Although my book takes businesses through Digital PR step-by-step, and some of that research can be used for content planning too, I haven’t published this specific process before.
And given that my most-shared article to date on the blog is the how-to post about Content Planning, it made sense to follow that up with a more in-depth look at how we actually research ideas for content.
So whether you need blog post themes, video ideas or possible slants for research or white papers that are pertinent to your industry right now, you’ll not come away from the following activities with a blank sheet of paper in your hands…
Researching Content Ideas: Step-by-Step
I’ve used the example of the Construction industry here, mainly because it’s often considered “boring” or difficult to be creative with. It’s an industry I’ve had to work on myself, in the Middle East no less, so this is a real-life run-through of how I would prepare a list of content ideas for branded articles on their own website and pitching as guest blogs elsewhere for SEO backlinks…
So firstly, I want to know what the most popular content that exists online currently is. I want to be able to look at it and learn from the words/images. Buzzsumo lets us do this, even offering the first few results for free to non-subscribers. I can search any term or industry and narrow it down by geographical area to see how many social media shares each piece of content received:
Next up I’ll visit Quora. It’s a Q&A forum where people will ask very specific questions about anything and experts will provide answers which are voted up or down. You can find some of the most creative ideas here. For example within construction, people are very interested in historical facts like whether our modern skyscrapers will last as long as the ancient pyramids did. Or if it’s technologically possible to build themselves a Star Wars Death Star:
Of course entertaining pieces are all well and good, but sometimes you will want to create serious pieces based on facts and research, but you may not have the budget or resources to compile your own. Reddit’s Data is Beautiful site is perfect for this because the content is voted up or down and will often include fabulous pieces of data visualisation that aren’t owned by your competitor brands, instead they’re created by designers and programmers who simply love information. As long as you credit them you can use their work:
All of the above provide inspiration for bigger pieces of content, but then you need to fill your “everyday work.” So if you have to blog each week, what will you write about? I always find it useful to visit yet another free site; Hubspot’s Blog Topic Generator. Simply input 3 nouns related to your work and it will create 5 random blog titles that are written in a way so as to attract clicks from readers:
When it comes to planning further ahead, we all have our own calendars of business news and activities, but to stay relevant you’ll want to be prepared for trending topics, hashtags and “National Days.” The Days of the Year calendar contains them all, but you don’t have to search by day. You can input a keyword and pull out relevant days of note. The sandcastle one here would work as a great personality post for a construction company, for example:

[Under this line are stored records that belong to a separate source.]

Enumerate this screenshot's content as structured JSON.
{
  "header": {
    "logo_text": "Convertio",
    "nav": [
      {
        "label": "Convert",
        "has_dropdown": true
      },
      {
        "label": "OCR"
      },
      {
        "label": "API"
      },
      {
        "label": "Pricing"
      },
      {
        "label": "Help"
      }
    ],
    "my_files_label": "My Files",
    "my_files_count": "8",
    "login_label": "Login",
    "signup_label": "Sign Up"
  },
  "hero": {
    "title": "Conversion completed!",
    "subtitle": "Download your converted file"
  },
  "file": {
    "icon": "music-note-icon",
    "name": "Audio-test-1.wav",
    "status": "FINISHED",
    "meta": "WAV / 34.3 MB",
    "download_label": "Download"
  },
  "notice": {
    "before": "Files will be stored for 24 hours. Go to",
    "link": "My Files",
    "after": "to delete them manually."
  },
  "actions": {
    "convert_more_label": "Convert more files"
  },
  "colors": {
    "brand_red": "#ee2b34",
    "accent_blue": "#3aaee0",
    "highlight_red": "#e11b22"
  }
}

Bringing it all back to what I say in the beginning of my presentations - that content is about being relevant to audiences so that you will reap the SEO benefits for your website - the best way to be relevant is to answer the public’s questions. But how do you know what they are? Free website Answer The Public can tell you. By inputting your word and area, it will pull out the Google Search data to show you the most popular questions right now, by putting words in front of your keyword (like who, what, why, etc.) Simply turning these questions into your content titles and answering the questions well within the content, will set you on the road to success.

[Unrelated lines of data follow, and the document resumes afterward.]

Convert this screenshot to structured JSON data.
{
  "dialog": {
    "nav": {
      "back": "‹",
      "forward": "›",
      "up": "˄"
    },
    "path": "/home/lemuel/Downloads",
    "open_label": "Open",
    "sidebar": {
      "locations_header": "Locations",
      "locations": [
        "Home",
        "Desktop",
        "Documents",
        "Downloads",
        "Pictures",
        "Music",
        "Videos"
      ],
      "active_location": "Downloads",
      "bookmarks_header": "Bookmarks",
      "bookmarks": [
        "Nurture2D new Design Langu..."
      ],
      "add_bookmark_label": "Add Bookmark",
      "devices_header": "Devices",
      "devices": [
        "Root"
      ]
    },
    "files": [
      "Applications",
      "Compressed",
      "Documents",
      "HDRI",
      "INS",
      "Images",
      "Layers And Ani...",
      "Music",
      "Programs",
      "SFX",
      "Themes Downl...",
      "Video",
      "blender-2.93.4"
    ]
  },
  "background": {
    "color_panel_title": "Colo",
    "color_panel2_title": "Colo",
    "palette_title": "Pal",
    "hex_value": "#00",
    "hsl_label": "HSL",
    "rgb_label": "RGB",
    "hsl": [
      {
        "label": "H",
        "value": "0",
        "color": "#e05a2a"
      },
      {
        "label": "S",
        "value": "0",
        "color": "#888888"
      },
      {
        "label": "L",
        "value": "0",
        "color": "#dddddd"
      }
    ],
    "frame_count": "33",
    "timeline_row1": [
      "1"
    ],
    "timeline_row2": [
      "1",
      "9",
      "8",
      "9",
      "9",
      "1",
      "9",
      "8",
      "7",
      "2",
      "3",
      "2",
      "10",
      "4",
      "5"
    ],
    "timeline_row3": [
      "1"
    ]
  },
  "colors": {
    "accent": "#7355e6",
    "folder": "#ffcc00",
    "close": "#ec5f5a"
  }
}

And lastly, when I do use Google for this research, the oft-overlooked “News” tab is a goldmine of inspiration. Not only will it show you what news articles are popular, but you can also see what competitors are doing and what developments are happening in your industry in other countries. A bonus in here is that you can easily find journalists, bloggers and podcast hosts interested in covering your topic, incase you want to pitch other publishers to host your content, or interview you, instead of/while also creating your own content.
So thanks to everyone who came along today to hear me speak, and for all the great feedback on Twitter (some of which I’ve featured in the image gallery below).
I really appreciate it and I’m so glad people found it useful.
I’m privileged as always to be invited to be part of the great work Digital DNA does here in Ireland and contribute to our digital economy before I leave these shores to implement my own advice and start all over again on the other side of the world! #OperationEmigration